Bednarek PH, Creinin MD, Reeves MF, et al. Immediate versus delayed IUD insertion after uterine aspiration. N Engl J Med. 2011;364:2208-2217.

A recent clinical trial enrolled 575 women who underwent uterine aspiration for induced or spontaneous abortion at 5 to 12 weeks’ gestation and who desired an IUD. Subjects were randomized to IUD insertion immediately after the procedure or 2 to 6 weeks later. The 6-month expulsion rate was 5.0% after immediate insertion; 2.7%, after delayed insertion (P = NS). There were no differences in the rates of other adverse events. Only 71% of patients returned for their “delayed” IUD placement; five pregnancies occurred among these women. No pregnancies occurred in the immediate-insertion group.

BONUS Extend convenience, reduce risk

Offer office-based hysteroscopic sterilization.

Levie M, Weiss G, Kaiser B, Daif J, Chudnoff SG. Analysis of pain and satisfaction with office-based hysteroscopic sterilization. Fertil Steril. 2010;94(4):1189–1194.

Office hysteroscopy is well tolerated. Two hysteroscopic sterilization systems, Essure and Adiana, are available for use in the office. The systems are especially valuable in women who are poor surgical candidates or who want to avoid the inconvenience, or the risks, of a more major surgical procedure.

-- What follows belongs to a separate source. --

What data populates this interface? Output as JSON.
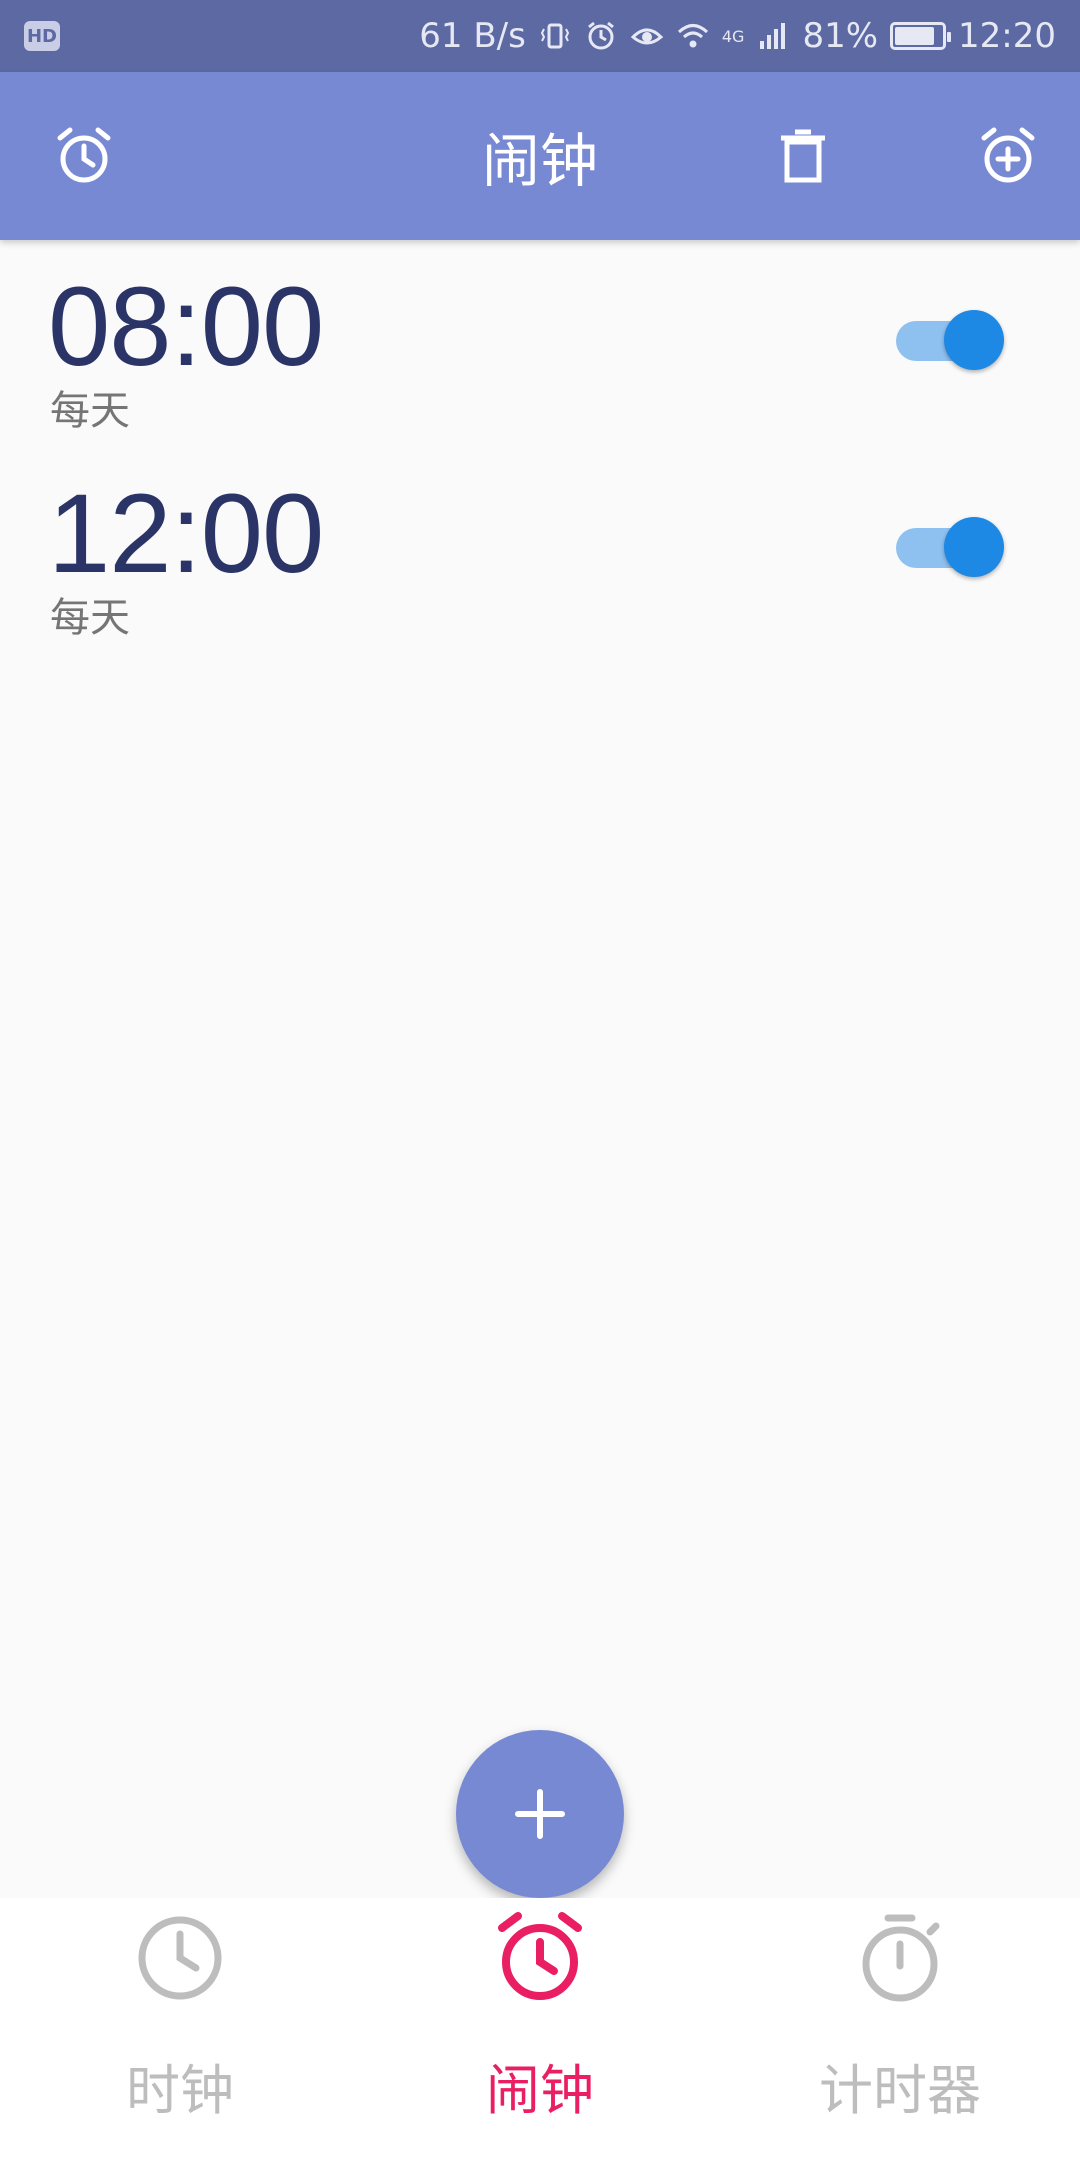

We want to hear from you! Tell us what you think.

READ THESE OTHER “10 RECOMMENDATIONS” ARTICLES

Next Article: